Avon & Somerset PCC candidates Pete Levy, Ken Maddock, Sue Mountstevens, John Savage




Published on Nov 4, 2012

Includes report from sports journalist, now political reporter Chris Brierley.
Mystifying, but BBC West do not allow any of these Points West regional programmes to go onto the i-player so here it is in part...

For a fuller discussion with Police and Crime Commissioner Candidates have a listen to this two hour radio show
This week we invite all four Avon & Somerset Police and Crime Commissioner (PCC) candidates to explain how they will oversee the force in this newly created US style role as Police Authorities are abolished across the UK. BCfm Police & Crime Commissioner candidates' discussion - with Peter Levy (Liberal Democrat), Ken Maddock (Conservative), Sue Mountstevens (Independent) and John Savage (Labour).
Introduction of candidates and their vision for the role of PCC. Peter Levy is a former Ministry of Defence policeman, Ken Maddock questioned about Conservative minister Lord Green's responsibility for money laundering, Sue Mountstevens bakery business failed, so will she succeed?

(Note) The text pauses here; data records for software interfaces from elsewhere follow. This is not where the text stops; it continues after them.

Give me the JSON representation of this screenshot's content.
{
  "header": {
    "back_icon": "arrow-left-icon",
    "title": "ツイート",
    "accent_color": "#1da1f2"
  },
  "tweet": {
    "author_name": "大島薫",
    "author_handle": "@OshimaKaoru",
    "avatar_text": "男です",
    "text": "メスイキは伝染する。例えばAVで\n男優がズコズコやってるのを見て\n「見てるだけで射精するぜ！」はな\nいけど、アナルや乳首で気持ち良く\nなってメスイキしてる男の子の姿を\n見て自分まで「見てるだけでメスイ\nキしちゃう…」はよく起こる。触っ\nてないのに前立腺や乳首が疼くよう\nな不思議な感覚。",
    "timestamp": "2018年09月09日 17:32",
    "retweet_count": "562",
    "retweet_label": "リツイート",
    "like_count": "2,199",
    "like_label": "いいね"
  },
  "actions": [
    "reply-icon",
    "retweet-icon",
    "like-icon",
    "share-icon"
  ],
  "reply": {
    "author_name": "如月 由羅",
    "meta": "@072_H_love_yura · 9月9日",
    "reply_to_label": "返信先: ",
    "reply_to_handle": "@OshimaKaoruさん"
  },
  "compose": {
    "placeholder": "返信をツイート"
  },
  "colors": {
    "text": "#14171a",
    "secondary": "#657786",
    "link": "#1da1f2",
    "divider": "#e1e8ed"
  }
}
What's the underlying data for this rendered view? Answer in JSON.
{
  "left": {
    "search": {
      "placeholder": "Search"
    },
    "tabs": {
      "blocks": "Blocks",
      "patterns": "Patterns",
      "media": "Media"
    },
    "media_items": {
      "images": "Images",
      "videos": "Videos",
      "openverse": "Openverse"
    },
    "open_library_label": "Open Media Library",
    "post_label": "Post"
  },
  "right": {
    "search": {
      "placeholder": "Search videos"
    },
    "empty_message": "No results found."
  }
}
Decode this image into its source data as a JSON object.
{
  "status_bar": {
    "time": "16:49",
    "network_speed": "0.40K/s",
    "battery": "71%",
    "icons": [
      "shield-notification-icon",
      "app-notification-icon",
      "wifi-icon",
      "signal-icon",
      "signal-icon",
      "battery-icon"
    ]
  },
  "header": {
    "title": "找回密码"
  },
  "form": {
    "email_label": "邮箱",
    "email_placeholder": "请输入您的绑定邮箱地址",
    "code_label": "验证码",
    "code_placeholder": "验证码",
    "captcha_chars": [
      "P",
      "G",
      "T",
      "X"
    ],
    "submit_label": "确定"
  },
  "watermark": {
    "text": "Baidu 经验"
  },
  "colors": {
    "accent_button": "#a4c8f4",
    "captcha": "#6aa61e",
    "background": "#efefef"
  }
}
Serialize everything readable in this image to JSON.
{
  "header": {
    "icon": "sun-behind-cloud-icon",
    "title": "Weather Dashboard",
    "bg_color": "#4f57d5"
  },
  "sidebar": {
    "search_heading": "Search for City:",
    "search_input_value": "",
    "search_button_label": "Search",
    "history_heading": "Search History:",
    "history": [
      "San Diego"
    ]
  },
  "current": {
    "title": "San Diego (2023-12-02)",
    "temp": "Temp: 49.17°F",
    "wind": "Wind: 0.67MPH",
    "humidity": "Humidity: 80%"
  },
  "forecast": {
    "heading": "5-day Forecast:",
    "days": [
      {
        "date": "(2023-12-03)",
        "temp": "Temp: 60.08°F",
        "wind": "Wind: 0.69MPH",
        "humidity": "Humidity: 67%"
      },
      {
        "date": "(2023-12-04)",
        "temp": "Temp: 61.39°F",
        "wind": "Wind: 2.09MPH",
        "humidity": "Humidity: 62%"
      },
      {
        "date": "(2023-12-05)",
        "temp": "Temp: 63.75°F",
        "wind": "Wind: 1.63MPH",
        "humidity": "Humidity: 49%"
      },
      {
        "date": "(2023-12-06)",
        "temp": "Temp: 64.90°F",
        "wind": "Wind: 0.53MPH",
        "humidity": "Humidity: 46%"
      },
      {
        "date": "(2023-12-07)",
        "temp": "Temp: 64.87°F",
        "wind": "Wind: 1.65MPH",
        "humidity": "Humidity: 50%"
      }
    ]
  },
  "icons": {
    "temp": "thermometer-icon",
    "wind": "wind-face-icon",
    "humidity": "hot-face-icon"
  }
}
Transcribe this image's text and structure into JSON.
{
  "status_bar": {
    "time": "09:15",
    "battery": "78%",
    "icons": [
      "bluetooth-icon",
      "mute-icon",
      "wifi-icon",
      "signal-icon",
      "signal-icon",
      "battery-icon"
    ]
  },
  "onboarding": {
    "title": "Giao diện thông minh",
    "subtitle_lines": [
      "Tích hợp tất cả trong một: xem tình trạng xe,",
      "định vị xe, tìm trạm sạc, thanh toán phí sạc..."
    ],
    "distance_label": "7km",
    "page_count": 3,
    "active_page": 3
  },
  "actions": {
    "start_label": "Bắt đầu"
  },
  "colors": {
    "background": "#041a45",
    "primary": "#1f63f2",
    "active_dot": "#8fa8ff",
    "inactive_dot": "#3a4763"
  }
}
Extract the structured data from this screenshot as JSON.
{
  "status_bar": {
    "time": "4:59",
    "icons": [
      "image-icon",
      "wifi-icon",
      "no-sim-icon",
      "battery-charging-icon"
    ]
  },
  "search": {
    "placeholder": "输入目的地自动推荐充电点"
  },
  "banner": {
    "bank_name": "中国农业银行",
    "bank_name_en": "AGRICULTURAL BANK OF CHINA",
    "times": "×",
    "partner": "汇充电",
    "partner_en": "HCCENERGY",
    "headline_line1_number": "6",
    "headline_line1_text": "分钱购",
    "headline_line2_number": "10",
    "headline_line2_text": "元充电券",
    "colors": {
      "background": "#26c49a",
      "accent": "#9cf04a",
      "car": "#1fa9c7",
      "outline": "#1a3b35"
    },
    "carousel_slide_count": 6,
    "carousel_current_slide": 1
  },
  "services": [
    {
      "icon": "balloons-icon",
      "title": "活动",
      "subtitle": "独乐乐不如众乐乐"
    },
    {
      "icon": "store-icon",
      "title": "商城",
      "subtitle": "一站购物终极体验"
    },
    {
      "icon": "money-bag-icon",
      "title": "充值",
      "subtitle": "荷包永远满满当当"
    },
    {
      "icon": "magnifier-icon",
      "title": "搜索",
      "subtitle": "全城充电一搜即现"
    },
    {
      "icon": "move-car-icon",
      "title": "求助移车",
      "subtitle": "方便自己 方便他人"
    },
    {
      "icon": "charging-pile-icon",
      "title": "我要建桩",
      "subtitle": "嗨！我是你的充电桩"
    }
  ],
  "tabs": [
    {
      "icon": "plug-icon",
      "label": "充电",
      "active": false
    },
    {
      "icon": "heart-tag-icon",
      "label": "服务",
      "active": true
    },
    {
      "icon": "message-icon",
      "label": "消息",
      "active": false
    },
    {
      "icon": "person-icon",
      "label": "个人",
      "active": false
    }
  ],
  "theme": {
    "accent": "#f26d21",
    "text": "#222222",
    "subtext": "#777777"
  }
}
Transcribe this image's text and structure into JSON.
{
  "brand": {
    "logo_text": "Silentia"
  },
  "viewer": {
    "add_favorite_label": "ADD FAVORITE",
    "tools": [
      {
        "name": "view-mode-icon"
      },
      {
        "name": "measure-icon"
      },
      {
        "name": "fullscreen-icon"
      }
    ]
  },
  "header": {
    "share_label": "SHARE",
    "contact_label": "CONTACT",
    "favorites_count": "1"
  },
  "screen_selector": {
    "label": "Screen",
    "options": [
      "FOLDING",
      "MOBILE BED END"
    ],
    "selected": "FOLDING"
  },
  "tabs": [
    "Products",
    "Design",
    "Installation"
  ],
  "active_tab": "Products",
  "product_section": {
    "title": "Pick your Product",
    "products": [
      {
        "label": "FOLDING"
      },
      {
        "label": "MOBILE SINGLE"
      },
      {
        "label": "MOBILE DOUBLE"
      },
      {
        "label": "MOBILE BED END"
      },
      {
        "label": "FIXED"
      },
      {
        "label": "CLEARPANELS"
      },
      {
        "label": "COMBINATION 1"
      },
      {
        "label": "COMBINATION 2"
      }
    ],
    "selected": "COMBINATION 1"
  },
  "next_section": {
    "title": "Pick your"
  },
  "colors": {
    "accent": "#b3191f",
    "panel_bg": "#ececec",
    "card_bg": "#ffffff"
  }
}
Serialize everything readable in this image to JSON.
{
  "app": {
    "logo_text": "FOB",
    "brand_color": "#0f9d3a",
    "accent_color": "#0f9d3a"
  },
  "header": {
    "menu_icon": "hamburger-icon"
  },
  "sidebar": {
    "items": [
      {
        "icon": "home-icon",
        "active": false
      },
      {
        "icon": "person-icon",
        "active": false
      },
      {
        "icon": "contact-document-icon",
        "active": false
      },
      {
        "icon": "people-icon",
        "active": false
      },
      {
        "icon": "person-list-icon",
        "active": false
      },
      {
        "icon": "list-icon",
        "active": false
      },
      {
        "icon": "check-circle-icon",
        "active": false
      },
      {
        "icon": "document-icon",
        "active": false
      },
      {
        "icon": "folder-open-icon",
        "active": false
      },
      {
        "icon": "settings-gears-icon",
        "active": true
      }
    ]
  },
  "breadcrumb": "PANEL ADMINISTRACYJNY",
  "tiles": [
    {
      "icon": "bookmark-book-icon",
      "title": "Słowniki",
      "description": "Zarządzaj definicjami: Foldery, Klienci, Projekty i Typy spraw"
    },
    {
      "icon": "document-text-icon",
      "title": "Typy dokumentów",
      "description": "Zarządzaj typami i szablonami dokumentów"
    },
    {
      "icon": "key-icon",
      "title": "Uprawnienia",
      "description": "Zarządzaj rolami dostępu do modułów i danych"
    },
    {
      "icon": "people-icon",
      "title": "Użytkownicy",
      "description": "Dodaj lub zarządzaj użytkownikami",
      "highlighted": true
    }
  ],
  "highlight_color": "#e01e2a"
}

John Savage a member of the Merchant Venturers who financed the transatlantic slave trade. Question from Gus Hoyt, Green Party councillor for Stokes Croft & St. Paul's, Ashley Ward, on Easter 2011 riots in Stokes Croft - how would they have policed it?
Avon and Somerset police and crime commissioner candidates
Elections will be held in November to choose police and crime commissioners who will replace police authorities currently in charge of 41 forces in England and Wales.
PCCs, as they will be known, will be responsible for setting priorities for their police force, overseeing its budget and hiring the chief constable.

The candidates for Avon and Somerset are:
Pete Levy - Liberal Democrat
Ken Maddock - Conservative
Sue Mountstevens - Independent
John Savage - Labour

PETE LEVY - Liberal Democrat
Pete Levy wants to prioritise the protection of the "most vulnerable" people in communities
Pete Levy has been a Liberal Democrat councillor for the North Bristol ward of Horfield since 2010.
Before that he worked as a constable for Wiltshire Police and spent six years in the Royal Military Police. He is also a member of the Avon and Somerset Police Authority.
His aims as PCC are to ensure front-line services are supported and equipped for effective policing, prioritise the protection of "the most vulnerable members of our community" and continue the development of the integrated offender management programme.

KEN MADDOCK - Conservative
Ken Maddock, ex-leader of Somerset County Council, is "delighted" to have been selected
Ken Maddock is a former councillor who worked at Mendip District Council and then at Somerset County Council as leader from 2008 - 2012.
During his three years as council leader he oversaw staff cuts of 1,500 and agreed for the council to cut £43m from its budget over three years.
His election pledges are to continue improving community safety, increase detection rates, cut costs in front-line policing and to ensure the police force priorities match the needs of the local community.

Sue Mountstevens has served as a magistrate for 15 years
Sue Mountstevens is a Bristol-born businesswoman who ran her own chain of bakeries in Bristol, Bath and Somerset.
She has worked as a magistrate for 15 years and has also served on the Avon and Somerset Police Authority.
Her election pledges are to keep the politics out of policing and to focus on tackling anti-social behaviour, burglary and violent crime, particularly against women and girls, and to give victims "a louder voice".

John Savage became the Labour candidate after Bob Ashford stepped down. John Savage is the chief executive of the Bristol Chamber of Commerce and Initiative and the Chairman of University Hospitals Bristol. He came second in the selection but became the candidate when Bob Ashford stepped down because of a childhood criminal conviction. Dr Savage has also had the role of High Sheriff of Bristol.
He said: "I fully understand the need for a new approach to resource allocation in these testing economic times, but the government is making the wrong choices on crime, taking front-line police off the streets, weakening powers to deal with anti-social behaviour and opening the door to the privatisation of core services. I will fight the impact of these reckless changes."

  AutoPlay Next Video